WGA, AMPTP Reach Deal to End Historic 146-Day Strike
By Movieguide® Contributor
The Writers Guild of America reached a tentative agreement with the Alliance of Motion Picture and Television Producers on Sunday, bringing the months-long strike to a close.
“We can say, with great pride, that this deal is exceptional—with meaningful gains and protections for writers in every sector of the memberships,” the WGA’s negotiation committee told members on Sunday.
The two sides had come together on September 20 to resume talks after negotiations broke down in August. At that time, the WGA rejected an offer from the AMPTP because it did not address their concerns in full. Now, after three days of intense negotiations, the two sides finally nailed down a tentative agreement to bring the writers back to work.
While the WGA’s negotiation committee has signed off on the deal, the writers’ strike remains in effect until the contract can clear the union’s approval and ratification process. Thus, the WGA has suspended its picketing, but writers cannot return to work until the union’s 11,000 members ratify the deal.
“To be clear, no one is to return to work until specifically authorized to by the Guild. We are on strike until then,” the union told its members. “But we are, as of today, suspending WGA picketing. Instead, if you are able, we encourage you to join the SAG-AFTRA picket lines this week.”
“Though we are eager to share the details of what has been achieved with you, we cannot do that until the last ‘i is dotted,” the union continued. “To do so would complicate our ability to finish the job. So, as you have been patient with us before, we ask you to be patient again—one last time.”
While the specifics of the deal remain hidden, the union shared that they secured minimum staffing rights as well as better residual pay from streaming services. These key issues were the linchpin of the strike and were said by the studios to be impossible when the strike began in May.
“What we have won in this contract—most particularly, everything we have gained since May 2nd—is due to the willingness of this membership to exercise its power, to demonstrate its solidarity, to walk side-by-side, we endure the pain and uncertainty of the past 146 days.

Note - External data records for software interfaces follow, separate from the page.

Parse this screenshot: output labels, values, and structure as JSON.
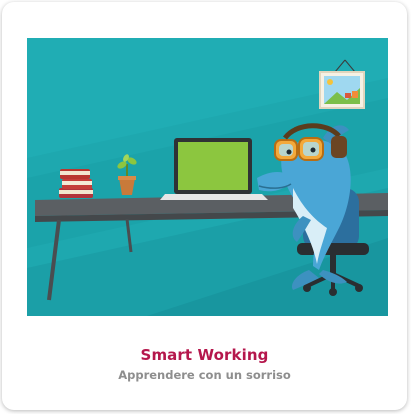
{
  "card": {
    "title": "Smart Working",
    "subtitle": "Apprendere con un sorriso"
  },
  "colors": {
    "title": "#b5174c",
    "subtitle": "#8e8e8e",
    "background_teal": "#1fa9b0",
    "desk": "#55595c",
    "laptop_screen": "#8cc63f"
  },
  "illustration": {
    "scene": "dolphin-working-at-desk",
    "elements": [
      "framed-landscape-picture",
      "stacked-books",
      "potted-plant",
      "laptop",
      "dolphin-with-headphones",
      "office-chair",
      "desk"
    ]
  }
}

It is the leverage generated by your strike, in concert with the extraordinary support of our union siblings, that finally brought the companies back to the table to make a deal,” the union said, lauding its members.
While the WGA’s major concerns have been addressed, the discussion of the use of AI has been noticeably missing from the talk about this new deal. The use of AI has been a hot-button issue for the entirety of the strike as writers fear that studios will attempt to replace them with the emerging technology. The silence on this topic suggests that the minimum writer requirement may have addressed this issue while leaving studios’ use of AI on the table.
With the enthusiastic support of the WGA negotiation committee and the majority of writers eager to return to work after 146 days on strike, the ratification of the deal is almost guaranteed.
As the writers return to work and begin creating new scripts, the AMPTP will now shift its focus to the actors’ strike, which has been ongoing since July 12. Luckily, the actor’s strike is largely fueled by the same issues as the writer’s strike, hopefully leading to a quick resolution between the two sides.
However, even as the Hollywood workforce returns, it remains unclear how quickly new TV shows and movies will return to audiences. The Fall television season has already been shot, with networks filling up airtime with reruns, unscripted shows, and sports.
Earlier this year, veteran TV writer-producer Warren Leight explained that Labor Day served as a soft deadline for writers to return to work for networks to air a Spring season. With the deal coming in three weeks after Labor Day, the Spring season may remain out of reach for the majority of shows.
Today many network dramas would have begun shooting their 4th episode of the fall season. If the strike were somehow to end by Labor Day, and shooting were to begin in early fall, the networks might be able to salvage a 13 episode season. The clock keeps ticking.
Negotiations between the Writers Guild of America (WGA) and the Alliance of Motion Picture and Television Producers (AMPTP) resumed earlier this week with the goal of ending the WGA strike that began in May.
In August, Movieguide® reported, “Negotiations between the Writers’ Guild of America (WGA) and the Alliance of Motion Picture and Television Producers (AMPTP) resumed as representatives from both organizations met with each other for the first time since May.
In a memo to members on Thursday, WGA leadership noted that there had been “real discussions” with the AMPTP, “but we are not yet where we need to be. As one example, they continue to refuse to regulate the use of our work to train AI to write new content for a motion picture,” per Variety.
“The companies’ counteroffer is neither nothing, nor nearly enough,” said guild leadership. “We will continue to advocate for proposals that fully address our issues rather than accept half measures like those mentioned above and other proposals not listed here.”
We are a crowdfunded organization, supported by people like you. These are some of the reasons why our supporters choose to give.
"Stories of faith that encourage."
You can make a difference with as little as $7. It takes only a moment. If you can, consider supporting our ministry with a monthly gift. Thank you.
Movieguide® is a 501c3 and all donations are tax-deductible.
A New Way To Experience Family Night
A family devotional that combines your favorite movies with Gospel truths!
An exciting and fun way to grow spiritually and together as a family
Download for FREE right now and transform your family movie nights
Enter your email to download your free devotion for families!